Review by Jason Godbey, Creative Director, Behind the Rabbit Productions
Netflix is currently streaming two animated shorts that both deal with a similar theme, loss. In Canvas, an elderly man is dealing with the loss of his wife, and in If Anything Happens I Love You, a couple is dealing with the loss of their daughter who was tragically murdered in a school shooting. Both are beautifully animated and tell their stories without dialogue.
In less than 10 minutes, Canvas tells you everything you need to know about this man and his relationship to his wife. He’s a painter who has lost the will to paint since her death. He still has the love of his daughter and grandchild, but he can’t seem to fill the void left by his wife’s passing.
If Anything Happens I Love You presents a couple who have forgotten how to relate to one another since the loss of their daughter. We see them going through the motions of daily life, at the dinner table, doing the laundry. At the same time we see shadows of themselves fighting with one another, trying to force their actual selves to pay attention to the life that’s happening to them.
Both of these films are excellent examples of how powerful short films can be with or without words. They’re animation styles are completely different, but they still convey their universal theme of what it means to lose a loved one in the about half time it takes to watch the average sitcom episode. They also tell stories of what it means to experience tragedy and move on from it. We see in both stories that life will never be the same for these people, but life goes on.

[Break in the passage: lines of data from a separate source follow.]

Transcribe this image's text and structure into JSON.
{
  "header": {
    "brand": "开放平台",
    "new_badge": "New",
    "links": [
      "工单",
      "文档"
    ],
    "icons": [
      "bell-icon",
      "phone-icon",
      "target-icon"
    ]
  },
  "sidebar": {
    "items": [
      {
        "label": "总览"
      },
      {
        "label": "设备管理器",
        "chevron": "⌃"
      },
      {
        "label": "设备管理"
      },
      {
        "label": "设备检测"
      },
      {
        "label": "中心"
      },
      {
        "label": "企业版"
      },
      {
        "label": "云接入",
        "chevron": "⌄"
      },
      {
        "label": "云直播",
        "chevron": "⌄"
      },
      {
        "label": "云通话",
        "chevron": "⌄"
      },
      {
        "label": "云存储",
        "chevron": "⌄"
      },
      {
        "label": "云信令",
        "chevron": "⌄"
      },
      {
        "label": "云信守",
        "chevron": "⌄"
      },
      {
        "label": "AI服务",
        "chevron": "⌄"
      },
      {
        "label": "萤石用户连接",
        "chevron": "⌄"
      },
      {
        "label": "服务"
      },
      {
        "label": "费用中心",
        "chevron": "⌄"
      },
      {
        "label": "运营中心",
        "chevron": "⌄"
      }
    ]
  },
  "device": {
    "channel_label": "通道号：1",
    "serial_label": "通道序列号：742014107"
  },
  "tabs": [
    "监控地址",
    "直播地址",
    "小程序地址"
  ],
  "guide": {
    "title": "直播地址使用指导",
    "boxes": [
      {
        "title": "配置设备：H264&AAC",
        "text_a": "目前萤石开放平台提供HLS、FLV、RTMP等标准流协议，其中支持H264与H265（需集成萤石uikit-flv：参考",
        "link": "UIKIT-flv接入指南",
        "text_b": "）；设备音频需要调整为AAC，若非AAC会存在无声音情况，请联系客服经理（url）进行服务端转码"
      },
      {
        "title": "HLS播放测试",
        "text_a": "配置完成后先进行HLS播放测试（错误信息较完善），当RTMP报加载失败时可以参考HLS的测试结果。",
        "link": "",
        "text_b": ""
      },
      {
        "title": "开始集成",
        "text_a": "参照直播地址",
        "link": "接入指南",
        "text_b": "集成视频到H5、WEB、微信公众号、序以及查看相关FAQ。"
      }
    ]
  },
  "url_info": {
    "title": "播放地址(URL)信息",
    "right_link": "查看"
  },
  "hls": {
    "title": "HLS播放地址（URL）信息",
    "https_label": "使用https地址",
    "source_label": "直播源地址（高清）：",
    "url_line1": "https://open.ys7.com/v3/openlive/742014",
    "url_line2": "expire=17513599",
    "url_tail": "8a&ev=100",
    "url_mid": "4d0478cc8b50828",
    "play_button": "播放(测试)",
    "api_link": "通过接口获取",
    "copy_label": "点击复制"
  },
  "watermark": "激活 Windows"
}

In a year when so many have lost friends and relatives, films like this make us take notice and can help us cope with that loss. They are also a reminder that sometimes movies are not just about escapism. Sometimes they help us deal with difficult feelings and even communicate those feelings with the people who mean the most to us.

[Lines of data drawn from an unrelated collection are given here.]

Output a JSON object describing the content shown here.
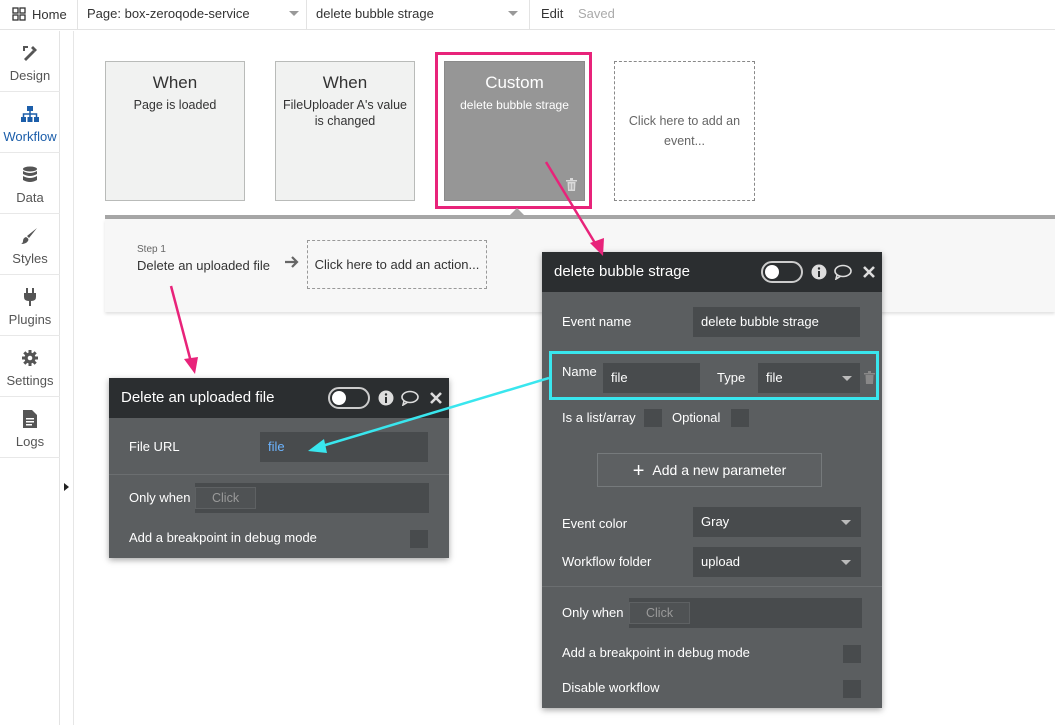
{
  "topbar": {
    "home_label": "Home",
    "page_select": "Page: box-zeroqode-service",
    "event_select": "delete bubble strage",
    "edit_label": "Edit",
    "saved_label": "Saved"
  },
  "sidebar": {
    "items": [
      {
        "label": "Design",
        "icon": "design-icon"
      },
      {
        "label": "Workflow",
        "icon": "workflow-icon",
        "active": true
      },
      {
        "label": "Data",
        "icon": "data-icon"
      },
      {
        "label": "Styles",
        "icon": "brush-icon"
      },
      {
        "label": "Plugins",
        "icon": "plug-icon"
      },
      {
        "label": "Settings",
        "icon": "gear-icon"
      },
      {
        "label": "Logs",
        "icon": "document-icon"
      }
    ]
  },
  "events": [
    {
      "title": "When",
      "subtitle": "Page is loaded"
    },
    {
      "title": "When",
      "subtitle": "FileUploader A's value is changed"
    },
    {
      "title": "Custom",
      "subtitle": "delete bubble strage"
    },
    {
      "add_text": "Click here to add an event..."
    }
  ],
  "workflow": {
    "step_number": "Step 1",
    "step_name": "Delete an uploaded file",
    "add_action": "Click here to add an action..."
  },
  "action_panel": {
    "title": "Delete an uploaded file",
    "file_url_label": "File URL",
    "file_url_value": "file",
    "only_when_label": "Only when",
    "only_when_placeholder": "Click",
    "breakpoint_label": "Add a breakpoint in debug mode"
  },
  "event_panel": {
    "title": "delete bubble strage",
    "event_name_label": "Event name",
    "event_name_value": "delete bubble strage",
    "param_name_label": "Name",
    "param_name_value": "file",
    "param_type_label": "Type",
    "param_type_value": "file",
    "is_list_label": "Is a list/array",
    "optional_label": "Optional",
    "add_param_label": "Add a new parameter",
    "event_color_label": "Event color",
    "event_color_value": "Gray",
    "folder_label": "Workflow folder",
    "folder_value": "upload",
    "only_when_label": "Only when",
    "only_when_placeholder": "Click",
    "breakpoint_label": "Add a breakpoint in debug mode",
    "disable_label": "Disable workflow"
  },
  "colors": {
    "highlight_pink": "#e8237a",
    "highlight_cyan": "#39e6ee",
    "panel_bg": "#5b5e60",
    "panel_header": "#2b2e30",
    "accent_blue": "#1c5eaa"
  }
}
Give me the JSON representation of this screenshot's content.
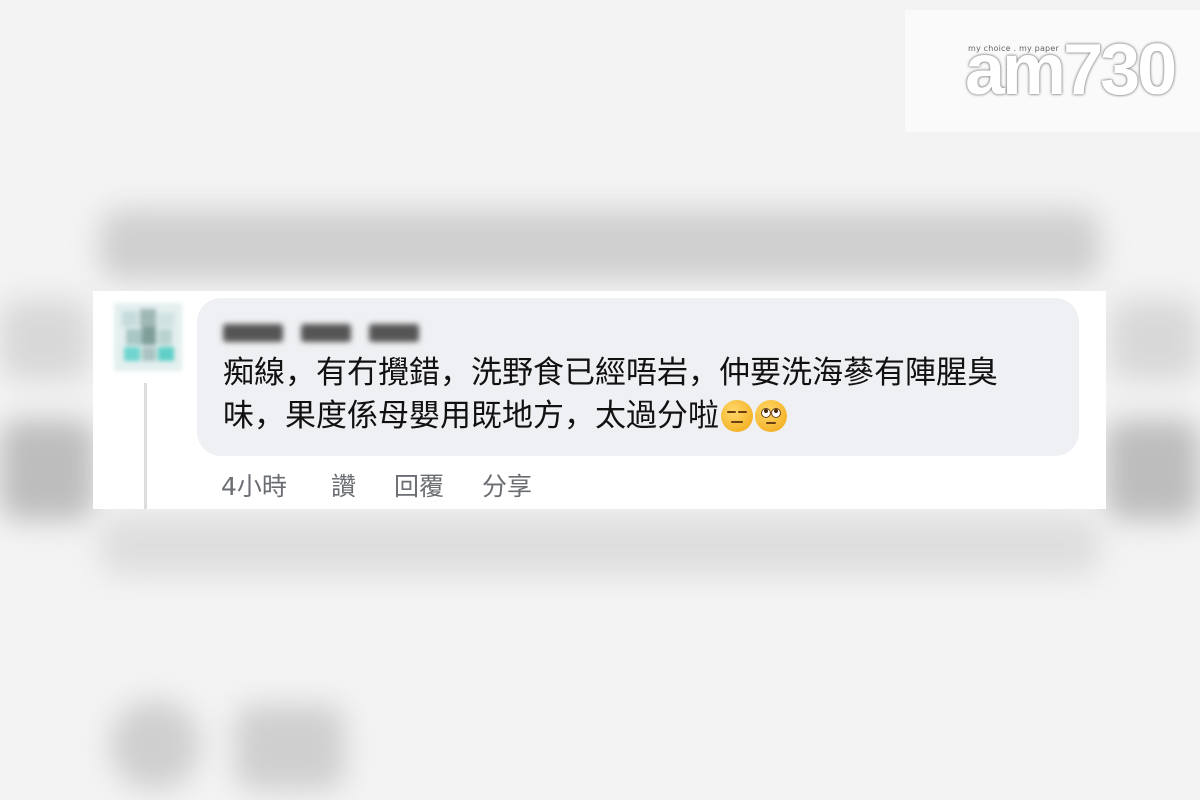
{
  "logo": {
    "tagline": "my choice . my paper",
    "text": "am730"
  },
  "comment": {
    "author": "",
    "text": "痴線，有冇攪錯，洗野食已經唔岩，仲要洗海蔘有陣腥臭味，果度係母嬰用既地方，太過分啦",
    "emojis": [
      "expressionless-face",
      "face-with-rolling-eyes"
    ],
    "time": "4小時",
    "like_label": "讚",
    "reply_label": "回覆",
    "share_label": "分享"
  }
}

We first learned about If Anything Happens I Love You at the Soho Film Festival. You can see our coverage of opening night here, and our report on the winners of the fest here. Films like this are also reminders of the importance of film festivals and how films like this can find an audience especially now when so much of our entertainment is streaming online. If you’re looking for something to help you cope or you just want to have a good cry, I highly recommend these two wonderful shorts.